Lower Limb Preservation Initiative for Indigenous People in London and Middlesex

Atlohsa Family Healing Services is proud to announce the Lower Limb Preservation Project in partnership with the Middlesex London Ontario Health Team (MLOHT), London Health Sciences Centre (LHSC) and St. Joseph’s Health Care London (St. Joseph’s). This project is dedicated to serving the First Nations, Métis, and Inuit individuals in the Middlesex London region.

The project addresses concerning rates of diabetes-related lower limb complications among Canada's Indigenous populations and a notably higher frequency of lower extremity amputations (LEAs). Studies reveal that the prevalence of LEAs in the Indigenous population with diabetes is up to 49 times higher than in the non-Indigenous population without diabetes, highlighting the critical need for targeted healthcare interventions.

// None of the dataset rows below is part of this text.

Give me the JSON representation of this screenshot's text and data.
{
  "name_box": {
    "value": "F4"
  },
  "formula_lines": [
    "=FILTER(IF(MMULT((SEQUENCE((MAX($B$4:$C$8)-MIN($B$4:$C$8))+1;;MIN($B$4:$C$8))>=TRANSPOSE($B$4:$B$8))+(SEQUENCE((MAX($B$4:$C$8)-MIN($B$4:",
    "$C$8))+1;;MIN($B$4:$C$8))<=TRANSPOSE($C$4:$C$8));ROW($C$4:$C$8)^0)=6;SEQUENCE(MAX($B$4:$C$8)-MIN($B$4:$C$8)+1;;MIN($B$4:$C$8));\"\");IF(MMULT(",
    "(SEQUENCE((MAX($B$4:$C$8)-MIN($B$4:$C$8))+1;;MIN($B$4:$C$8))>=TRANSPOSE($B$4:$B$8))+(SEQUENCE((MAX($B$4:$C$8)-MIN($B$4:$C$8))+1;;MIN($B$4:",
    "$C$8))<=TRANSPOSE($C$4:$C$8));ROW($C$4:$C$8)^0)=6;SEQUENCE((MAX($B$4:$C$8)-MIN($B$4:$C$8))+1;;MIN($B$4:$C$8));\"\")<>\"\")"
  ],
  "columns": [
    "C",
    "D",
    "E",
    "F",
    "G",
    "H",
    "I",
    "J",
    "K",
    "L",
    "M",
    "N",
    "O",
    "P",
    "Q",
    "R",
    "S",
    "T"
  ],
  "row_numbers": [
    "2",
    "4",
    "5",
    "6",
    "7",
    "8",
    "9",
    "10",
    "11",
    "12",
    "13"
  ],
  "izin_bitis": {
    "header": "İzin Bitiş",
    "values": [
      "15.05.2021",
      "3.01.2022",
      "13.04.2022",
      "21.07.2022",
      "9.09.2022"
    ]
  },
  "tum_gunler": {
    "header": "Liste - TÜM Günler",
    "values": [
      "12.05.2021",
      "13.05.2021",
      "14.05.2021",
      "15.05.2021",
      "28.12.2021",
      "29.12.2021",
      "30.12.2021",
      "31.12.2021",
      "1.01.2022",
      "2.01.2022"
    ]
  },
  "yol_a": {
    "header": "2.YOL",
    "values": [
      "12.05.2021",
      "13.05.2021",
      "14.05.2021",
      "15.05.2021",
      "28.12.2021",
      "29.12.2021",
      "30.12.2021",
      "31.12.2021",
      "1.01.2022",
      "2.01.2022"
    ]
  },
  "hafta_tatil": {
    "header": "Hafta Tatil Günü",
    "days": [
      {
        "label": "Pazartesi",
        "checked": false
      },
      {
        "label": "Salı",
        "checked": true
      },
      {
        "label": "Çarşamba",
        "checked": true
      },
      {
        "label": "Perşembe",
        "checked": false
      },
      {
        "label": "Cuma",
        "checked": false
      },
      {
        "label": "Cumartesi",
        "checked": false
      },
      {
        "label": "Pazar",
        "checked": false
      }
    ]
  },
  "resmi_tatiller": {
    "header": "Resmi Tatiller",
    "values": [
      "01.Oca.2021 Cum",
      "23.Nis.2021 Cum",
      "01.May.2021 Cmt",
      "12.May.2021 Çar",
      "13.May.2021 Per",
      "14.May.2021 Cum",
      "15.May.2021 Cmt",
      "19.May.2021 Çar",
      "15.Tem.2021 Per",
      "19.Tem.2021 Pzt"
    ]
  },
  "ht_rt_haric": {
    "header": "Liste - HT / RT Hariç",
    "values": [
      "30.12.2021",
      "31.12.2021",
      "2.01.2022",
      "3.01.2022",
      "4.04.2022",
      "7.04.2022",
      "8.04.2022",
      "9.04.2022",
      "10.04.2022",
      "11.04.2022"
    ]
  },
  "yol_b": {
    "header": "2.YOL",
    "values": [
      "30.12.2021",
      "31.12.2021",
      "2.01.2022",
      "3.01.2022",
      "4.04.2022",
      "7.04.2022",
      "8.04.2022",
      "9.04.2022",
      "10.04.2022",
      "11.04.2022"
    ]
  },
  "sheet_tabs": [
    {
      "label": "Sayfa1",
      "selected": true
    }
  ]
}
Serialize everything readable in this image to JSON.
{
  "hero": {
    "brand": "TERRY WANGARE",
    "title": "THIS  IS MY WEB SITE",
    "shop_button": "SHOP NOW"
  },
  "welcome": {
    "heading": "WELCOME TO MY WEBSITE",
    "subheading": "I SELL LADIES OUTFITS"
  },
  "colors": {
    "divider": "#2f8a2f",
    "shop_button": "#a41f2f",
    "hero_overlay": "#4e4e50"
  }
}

Led by Dr. Samantha Boshart, a family physician from the Chippewas of the Thames First Nation, this program represents a significant advancement in offering culturally sensitive and accessible healthcare. Her holistic approach focuses on barrier-free care, minimizing points of contact, to meet the unique health needs of the Indigenous community.

Based at Atlohsa’s Wiigiwaaminaan Shelter at St. Joseph’s  Parkwood Institute, the program offers a culturally safe environment. It targets individuals at risk of lower limb amputation, offering various care modes suited to individual preferences and needs, with the primary goal of establishing safe, trusting relationships to address lower limb health concerns openly.

The initiative emphasizes client-centered care, encouraging active participation in health decisions that best suit individual preferences and lifestyles. It benefits from collaborations with specialist allies and local resources, enhancing care levels and ensuring comprehensive support.

The Lower Limb Preservation Project was created through an integrated services initiative led by the MLOHT, working with numerous partner organizations, including LHSC and St. Joseph’s. This community health initiative will include multiple patient pathways, with Atlohsa and Dr. Samantha Boshart leading the Indigenous pathway.

Atlohsa, the MLOHT, and community partners are committed to improving the health and wellbeing of the Indigenous community. The Lower Limb Preservation Project is a significant step towards accessible healthcare that respects cultural values and individual preferences.

How to Access Services for Lower Limb Concerns:

If you are experiencing lower limb issues and are a member of the local Indigenous community, we are here to assist. You can easily access our services in the following ways:

  • Phone Contact: Reach out to Dr. Boshart at 519-430-7581 to schedule a meeting.
  • Email Communication: For non-urgent queries or to arrange a future appointment, feel free to email us at clinic@atlohsa.com.
  • Walk-In Visits: We understand that not everyone can call or email in advance. Our doors are open for walk-in visits, especially if you're experiencing immediate concerns or difficulties.